“Averting the need for additional borrowing in a still-tight market is great news and will save Californians about $15.4 million in high interest rates,” Chiang said. “With sufficient cash on hand, we will be able to meet all of our obligations in full and on time, including tax refunds to California taxpayers and payments to private businesses and local programs that provide needed services to our most vulnerable residents.”
After enactment of the latest budget bill in late February, the Controller had projected the State would dip to a low of -$636 million in April. However, because of additional revenue erosion and increased expenditures in March, the low point in April fell to -$1.9 billion. But three factors changed those cash flow projections, which now show a low point on April 1, when the State will have $1.1 billion in the Treasury:
• A bill signed Friday to change Medi-Cal reporting requirements will provide about $1.57 billion in federal stimulus funds in April;
• Special funds used for internal borrowing grew by $1.35 billion, largely because they were not tapped when the State stopped funding infrastructure projects during the cash crisis, and;
• The Treasurer was able to secure a $500 million short-term loan from Golden 1.

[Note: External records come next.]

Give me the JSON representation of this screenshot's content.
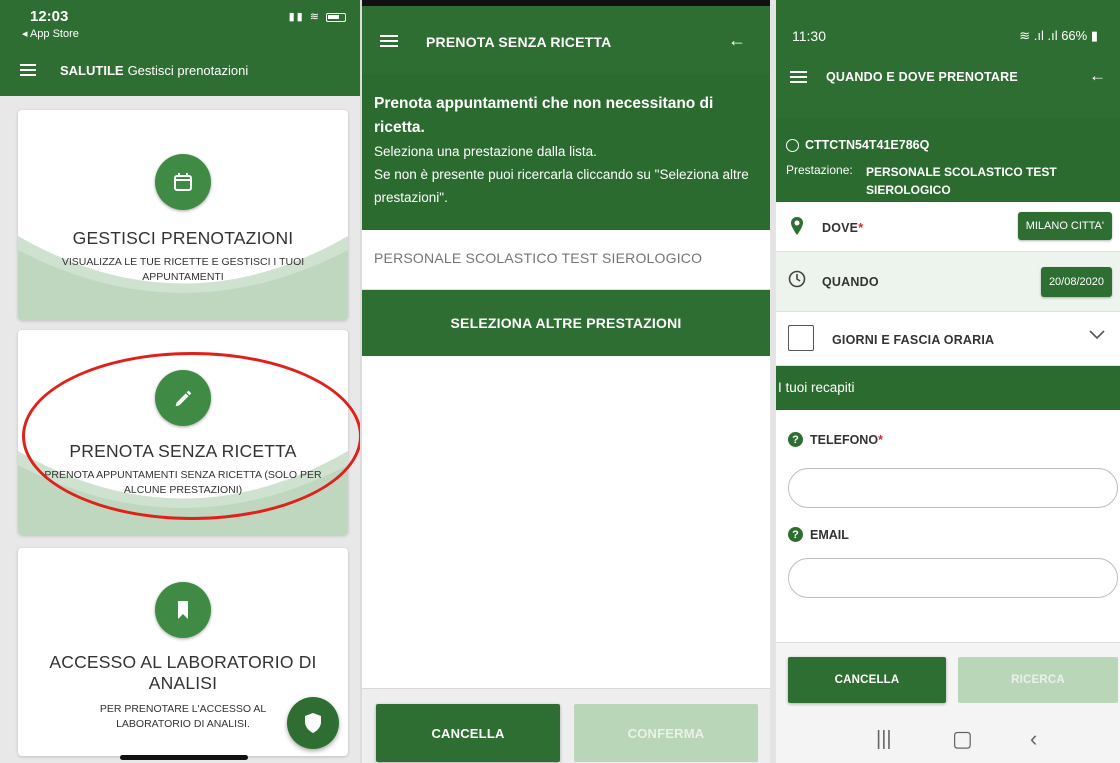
{
  "screen1": {
    "status": {
      "time": "12:03",
      "back_label": "◂ App Store"
    },
    "header": {
      "brand": "SALUTILE",
      "title": "Gestisci prenotazioni"
    },
    "cards": [
      {
        "title": "GESTISCI PRENOTAZIONI",
        "subtitle": "VISUALIZZA LE TUE RICETTE E GESTISCI I TUOI APPUNTAMENTI",
        "icon": "calendar-icon"
      },
      {
        "title": "PRENOTA SENZA RICETTA",
        "subtitle": "PRENOTA APPUNTAMENTI SENZA RICETTA (SOLO PER ALCUNE PRESTAZIONI)",
        "icon": "pencil-icon"
      },
      {
        "title": "ACCESSO AL LABORATORIO DI ANALISI",
        "subtitle": "PER PRENOTARE L'ACCESSO AL LABORATORIO DI ANALISI.",
        "icon": "bookmark-icon"
      }
    ],
    "fab_icon": "shield-icon"
  },
  "screen2": {
    "header": {
      "title": "PRENOTA SENZA RICETTA"
    },
    "info": {
      "lead": "Prenota appuntamenti che non necessitano di ricetta.",
      "line1": "Seleziona una prestazione dalla lista.",
      "line2": "Se non è presente puoi ricercarla cliccando su \"Seleziona altre prestazioni\"."
    },
    "service_item": "PERSONALE SCOLASTICO TEST SIEROLOGICO",
    "select_other_label": "SELEZIONA ALTRE PRESTAZIONI",
    "cancel_label": "CANCELLA",
    "confirm_label": "CONFERMA"
  },
  "screen3": {
    "status": {
      "time": "11:30",
      "battery": "66%"
    },
    "header": {
      "title": "QUANDO E DOVE PRENOTARE"
    },
    "patient_code": "CTTCTN54T41E786Q",
    "service_label": "Prestazione:",
    "service_value": "PERSONALE SCOLASTICO TEST SIEROLOGICO",
    "where_label": "DOVE",
    "where_value": "MILANO CITTA'",
    "when_label": "QUANDO",
    "when_value": "20/08/2020",
    "days_label": "GIORNI E FASCIA ORARIA",
    "contacts_title": "I tuoi recapiti",
    "phone_label": "TELEFONO",
    "email_label": "EMAIL",
    "phone_value": "",
    "email_value": "",
    "required_mark": "*",
    "cancel_label": "CANCELLA",
    "search_label": "RICERCA"
  },
  "colors": {
    "primary_green": "#2f6e32",
    "disabled_green": "#b9d6b9",
    "annotation_red": "#e0201a"
  }
}
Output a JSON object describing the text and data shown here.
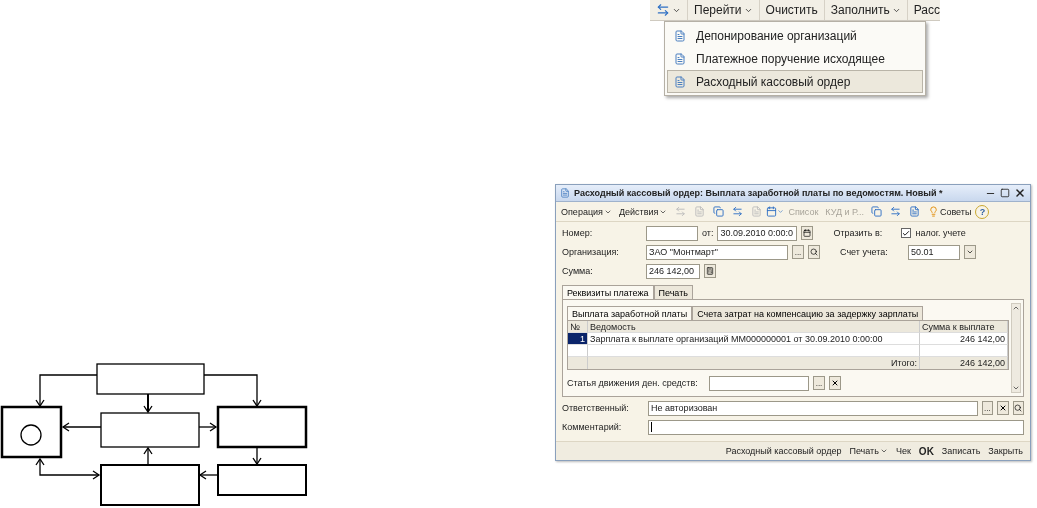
{
  "menu_snippet": {
    "toolbar": [
      {
        "kind": "icon",
        "dropdown": true
      },
      {
        "kind": "text",
        "label": "Перейти",
        "dropdown": true
      },
      {
        "kind": "text",
        "label": "Очистить",
        "dropdown": false
      },
      {
        "kind": "text",
        "label": "Заполнить",
        "dropdown": true
      },
      {
        "kind": "text",
        "label": "Расс",
        "dropdown": false
      }
    ],
    "items": [
      {
        "label": "Депонирование организаций",
        "selected": false
      },
      {
        "label": "Платежное поручение исходящее",
        "selected": false
      },
      {
        "label": "Расходный кассовый ордер",
        "selected": true
      }
    ]
  },
  "window": {
    "title": "Расходный кассовый ордер: Выплата заработной платы по ведомостям. Новый *",
    "toolbar": [
      {
        "kind": "text",
        "label": "Операция",
        "dropdown": true,
        "disabled": false
      },
      {
        "kind": "text",
        "label": "Действия",
        "dropdown": true,
        "disabled": false
      },
      {
        "kind": "icon",
        "disabled": true
      },
      {
        "kind": "icon",
        "disabled": true
      },
      {
        "kind": "icon",
        "disabled": false
      },
      {
        "kind": "icon",
        "disabled": false
      },
      {
        "kind": "icon",
        "disabled": true
      },
      {
        "kind": "icon",
        "dropdown": true,
        "disabled": false
      },
      {
        "kind": "text",
        "label": "Список",
        "dropdown": false,
        "disabled": true
      },
      {
        "kind": "text",
        "label": "КУД и Р...",
        "dropdown": false,
        "disabled": true
      },
      {
        "kind": "icon",
        "disabled": false
      },
      {
        "kind": "icon",
        "disabled": false
      },
      {
        "kind": "icon",
        "disabled": false
      },
      {
        "kind": "text",
        "label": "Советы",
        "icon": true,
        "dropdown": false,
        "disabled": false
      },
      {
        "kind": "help",
        "label": "?",
        "disabled": false
      }
    ],
    "number": {
      "label": "Номер:",
      "date_label": "от:",
      "date": "30.09.2010  0:00:0"
    },
    "reflect": {
      "label": "Отразить в:",
      "option": "налог. учете",
      "checked": true
    },
    "organization": {
      "label": "Организация:",
      "value": "ЗАО \"Монтмарт\"",
      "pick": "..."
    },
    "account": {
      "label": "Счет учета:",
      "value": "50.01"
    },
    "sum": {
      "label": "Сумма:",
      "value": "246 142,00"
    },
    "tabs": [
      {
        "label": "Реквизиты платежа",
        "selected": true
      },
      {
        "label": "Печать",
        "selected": false
      }
    ],
    "subtabs": [
      {
        "label": "Выплата заработной платы",
        "selected": true
      },
      {
        "label": "Счета затрат на компенсацию за задержку зарплаты",
        "selected": false
      }
    ],
    "table": {
      "columns": [
        "№",
        "Ведомость",
        "Сумма к выплате"
      ],
      "rows": [
        {
          "cells": [
            "1",
            "Зарплата к выплате организаций ММ000000001 от 30.09.2010 0:00:00",
            "246 142,00"
          ],
          "selected": true
        }
      ],
      "total_label": "Итого:",
      "total_value": "246 142,00"
    },
    "cash_flow": {
      "label": "Статья движения ден. средств:",
      "pick": "..."
    },
    "responsible": {
      "label": "Ответственный:",
      "value": "Не авторизован",
      "pick": "..."
    },
    "comment": {
      "label": "Комментарий:"
    },
    "buttons": [
      {
        "label": "Расходный кассовый ордер",
        "dropdown": false,
        "default": false
      },
      {
        "label": "Печать",
        "dropdown": true,
        "default": false
      },
      {
        "label": "Чек",
        "dropdown": false,
        "default": false
      },
      {
        "label": "OK",
        "dropdown": false,
        "default": true
      },
      {
        "label": "Записать",
        "dropdown": false,
        "default": false
      },
      {
        "label": "Закрыть",
        "dropdown": false,
        "default": false
      }
    ]
  }
}
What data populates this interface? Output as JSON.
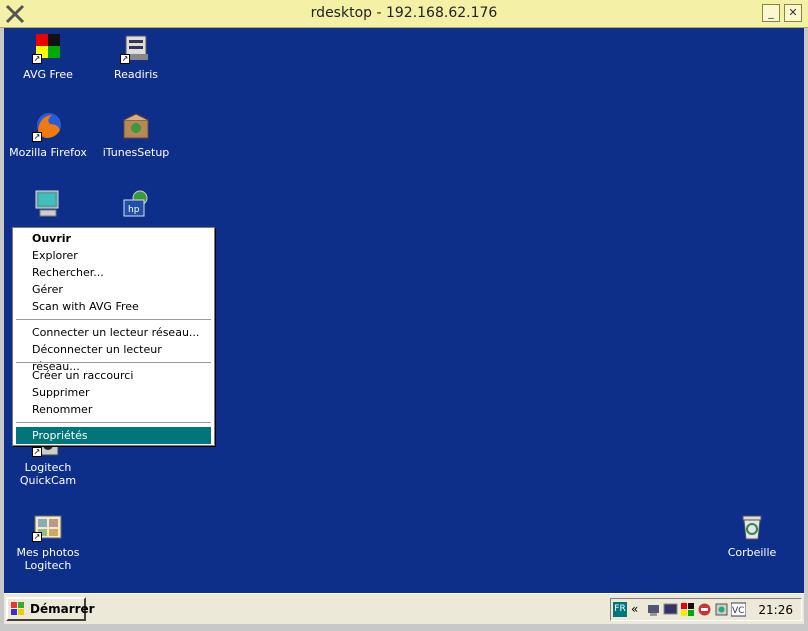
{
  "window": {
    "title": "rdesktop - 192.168.62.176",
    "minimize_label": "_",
    "close_label": "✕"
  },
  "desktop_icons": [
    {
      "label": "AVG Free",
      "icon": "avg-icon"
    },
    {
      "label": "Readiris",
      "icon": "readiris-icon"
    },
    {
      "label": "Mozilla Firefox",
      "icon": "firefox-icon"
    },
    {
      "label": "iTunesSetup",
      "icon": "itunes-setup-icon"
    },
    {
      "label": "",
      "icon": "my-computer-icon"
    },
    {
      "label": "",
      "icon": "hp-icon"
    },
    {
      "label": "Logitech QuickCam",
      "icon": "webcam-icon"
    },
    {
      "label": "Mes photos Logitech",
      "icon": "photos-icon"
    },
    {
      "label": "Corbeille",
      "icon": "recycle-bin-icon"
    }
  ],
  "context_menu": {
    "items": [
      {
        "label": "Ouvrir",
        "bold": true
      },
      {
        "label": "Explorer"
      },
      {
        "label": "Rechercher..."
      },
      {
        "label": "Gérer"
      },
      {
        "label": "Scan with AVG Free"
      },
      {
        "label": "Connecter un lecteur réseau..."
      },
      {
        "label": "Déconnecter un lecteur réseau..."
      },
      {
        "label": "Créer un raccourci"
      },
      {
        "label": "Supprimer"
      },
      {
        "label": "Renommer"
      },
      {
        "label": "Propriétés",
        "highlighted": true
      }
    ]
  },
  "taskbar": {
    "start_label": "Démarrer",
    "lang": "FR",
    "chevron": "«",
    "clock": "21:26"
  },
  "colors": {
    "desktop": "#0d2f8a",
    "title_bar": "#f4f0a6",
    "menu_highlight": "#00767a",
    "taskbar": "#ece9d8"
  }
}
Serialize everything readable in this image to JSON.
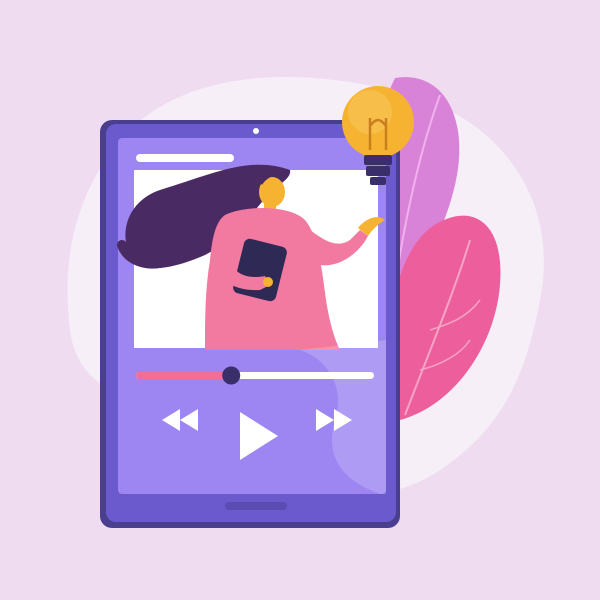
{
  "colors": {
    "background": "#f0dcf1",
    "blob": "#f6eff8",
    "tablet_frame": "#6a5acd",
    "tablet_frame_dark": "#4a3f8f",
    "screen": "#9d86f2",
    "video_area": "#ffffff",
    "leaf_pink": "#ec5f9c",
    "leaf_magenta": "#d983d8",
    "hair": "#4a2a63",
    "dress": "#f27aa0",
    "bulb": "#f6b331",
    "progress_played": "#ef6f9a",
    "progress_track": "#ffffff"
  },
  "player": {
    "progress_fraction": 0.4,
    "controls": [
      "rewind-icon",
      "play-icon",
      "fast-forward-icon"
    ]
  }
}
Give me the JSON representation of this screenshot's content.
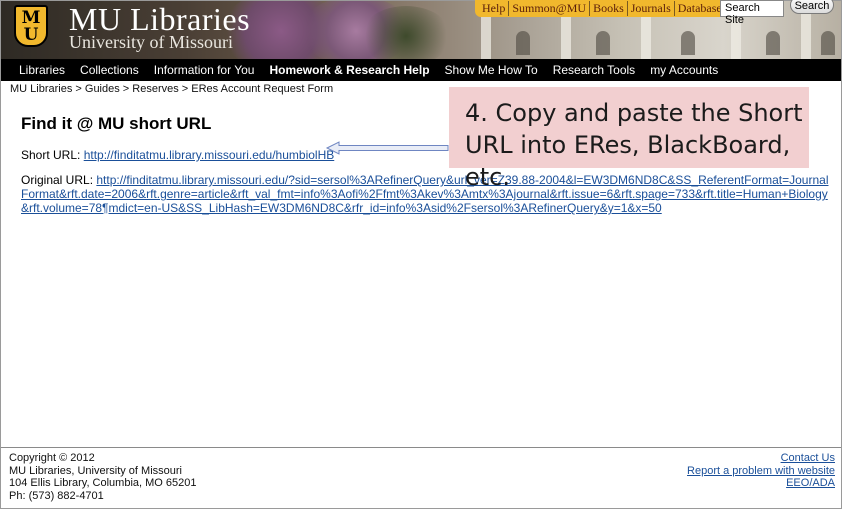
{
  "header": {
    "logo_m": "M",
    "logo_u": "U",
    "title": "MU Libraries",
    "subtitle": "University of Missouri",
    "top_links": [
      "Help",
      "Summon@MU",
      "Books",
      "Journals",
      "Databases"
    ],
    "search_placeholder": "Search Site",
    "search_button": "Search",
    "colors": {
      "gold": "#f1b82d",
      "black": "#000000"
    }
  },
  "nav": {
    "items": [
      "Libraries",
      "Collections",
      "Information for You",
      "Homework & Research Help",
      "Show Me How To",
      "Research Tools",
      "my Accounts"
    ],
    "active": "Homework & Research Help"
  },
  "breadcrumb": "MU Libraries > Guides > Reserves > ERes Account Request Form",
  "main": {
    "title": "Find it @ MU short URL",
    "short_url_label": "Short URL:",
    "short_url": "http://finditatmu.library.missouri.edu/humbiolHB",
    "original_url_label": "Original URL:",
    "original_url": "http://finditatmu.library.missouri.edu/?sid=sersol%3ARefinerQuery&url_ver=Z39.88-2004&l=EW3DM6ND8C&SS_ReferentFormat=JournalFormat&rft.date=2006&rft.genre=article&rft_val_fmt=info%3Aofi%2Ffmt%3Akev%3Amtx%3Ajournal&rft.issue=6&rft.spage=733&rft.title=Human+Biology&rft.volume=78¶mdict=en-US&SS_LibHash=EW3DM6ND8C&rfr_id=info%3Asid%2Fsersol%3ARefinerQuery&y=1&x=50"
  },
  "callout": {
    "text": "4. Copy and paste the Short URL into ERes, BlackBoard, etc.",
    "color": "#f2cfd0"
  },
  "footer": {
    "copyright": "Copyright © 2012",
    "org": "MU Libraries, University of Missouri",
    "address": "104 Ellis Library, Columbia, MO 65201",
    "phone": "Ph: (573) 882-4701",
    "contact": "Contact Us",
    "report": "Report a problem with website",
    "eeo": "EEO/ADA"
  }
}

Chiang also announced that more than $3 billion in delayed payments have been made, including $2.2 billion in tax refunds. But he warned the State’s cash crisis is far from over and urged lawmakers and the Governor to begin now to prepare for even more difficult choices to get us through the next fiscal year. The budget enacted in February anticipated no further revenue deterioration and assumed voters would pass May ballot measures to provide an additional $6 billion. Even then, the budget projects the State will have exhausted all available cash, plus $19 billion in internal funds this summer, and will likely need to borrow externally to bridge a $10.6 billion gap between projected expenditures and revenues.